Feeds

Steve Jobs rescues freetards from BBC iPlayer wilderness (for now)

iPhone streams start DRM-free download party

High performance access to file storage

Enterprising Linux hackers have built a new way to download BBC iPlayer programmes that lets online viewers store shows indefinitely - and it's all thanks to Steve Jobs.

Last week, Auntie launched the streaming version of iPlayer for the Jesus Phone and iPod Touch. It's meant transcoding shows to the H.264 format used by Apple's QuickTime player - and a whole raft of other players on all platforms - because Steve Jobs doesn't think Adobe Flash video is good enough to appear on his magnificent tool.

The BBC has "secured" this non-DRM'd stream using the awesome power of browser user agent strings, which are trivial to manipulate. Consequently, penguin fanciers have quickly cobbled together hacks that will grab the whole show as a 512Kb/s video download.

Such files have the advantage that they won't go pop after 30 days because of the Windows Media timebombing that third-party TV production firms have negotiated as a condition of shows being downloadable via the official iPlayer desktop client. Hobbyists have aped the process of grabbing DRM-free downloads on Windows and Mac OS X too.

In a statement, a BBC spokeswoman said: "This is not unusual or surprising. We are working with our partners to ensure that our content is delivered to users in a secure way.

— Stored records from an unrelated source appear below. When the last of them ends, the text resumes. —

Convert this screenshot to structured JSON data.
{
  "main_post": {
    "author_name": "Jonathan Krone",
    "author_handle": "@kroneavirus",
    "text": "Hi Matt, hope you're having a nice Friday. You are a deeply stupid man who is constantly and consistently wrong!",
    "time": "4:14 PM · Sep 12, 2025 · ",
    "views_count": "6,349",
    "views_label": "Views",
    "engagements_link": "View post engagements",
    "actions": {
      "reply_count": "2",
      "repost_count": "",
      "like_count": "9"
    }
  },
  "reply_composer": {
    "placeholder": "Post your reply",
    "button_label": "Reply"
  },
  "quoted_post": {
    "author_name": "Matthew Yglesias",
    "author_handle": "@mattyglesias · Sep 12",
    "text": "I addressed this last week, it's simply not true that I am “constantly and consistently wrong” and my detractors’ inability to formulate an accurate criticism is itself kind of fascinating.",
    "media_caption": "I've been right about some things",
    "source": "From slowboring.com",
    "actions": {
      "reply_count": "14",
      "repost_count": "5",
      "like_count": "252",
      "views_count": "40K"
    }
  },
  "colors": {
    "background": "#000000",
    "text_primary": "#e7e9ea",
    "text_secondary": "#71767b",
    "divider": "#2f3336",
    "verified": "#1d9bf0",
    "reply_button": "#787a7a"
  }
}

"We have made it clear that BBC iPlayer on iPhone and iTouch is currently in beta, which enables us to pick up on such issues and find a solution before we roll the service out in full in due course."

The BBC says an official Mac download client will be available this year, and a Linux one "within two years".

You can read all about it here, here, and here.

Thanks to all those who wrote in about this. ®

High performance access to file storage

More from The Register

next story
Report: Apple seeking to raise iPhone 6 price by a HUNDRED BUCKS
'Well, that 5c experiment didn't go so well – let's try the other direction'
Microsoft lobs pre-release Windows Phone 8.1 at devs who dare
App makers can load it before anyone else, but if they do they're stuck with it
Zucker punched: Google gobbles Facebook-wooed Titan Aerospace
Up, up and away in my beautiful balloon flying broadband-bot
Nvidia gamers hit trifecta with driver, optimizer, and mobile upgrades
Li'l Shield moves up to Android 4.4.2 KitKat, GameStream comes to notebooks
Gimme a high S5: Samsung Galaxy S5 puts substance over style
Biometrics and kid-friendly mode in back-to-basics blockbuster
AMD unveils Godzilla's graphics card – 'the world's fastest, period'
The Radeon R9 295X2: Water-cooled, 5,632 stream processors, 11.5TFLOPS
Sony battery recall as VAIO goes out with a bang, not a whimper
The perils of having Panasonic as a partner
NORKS' own smartmobe pegged as Chinese landfill Android
Fake kit in the hermit kingdom? That's just Kim Jong-un-believable!
prev story

Whitepapers

Mainstay ROI - Does application security pay?
In this whitepaper learn how you and your enterprise might benefit from better software security.
Five 3D headsets to be won!
We were so impressed by the Durovis Dive headset we’ve asked the company to give some away to Reg readers.
3 Big data security analytics techniques
Applying these Big Data security analytics techniques can help you make your business safer by detecting attacks early, before significant damage is done.
The benefits of software based PBX
Why you should break free from your proprietary PBX and how to leverage your existing server hardware.
Mobile application security study
Download this report to see the alarming realities regarding the sheer number of applications vulnerable to attack, as well as the most common and easily addressable vulnerability errors.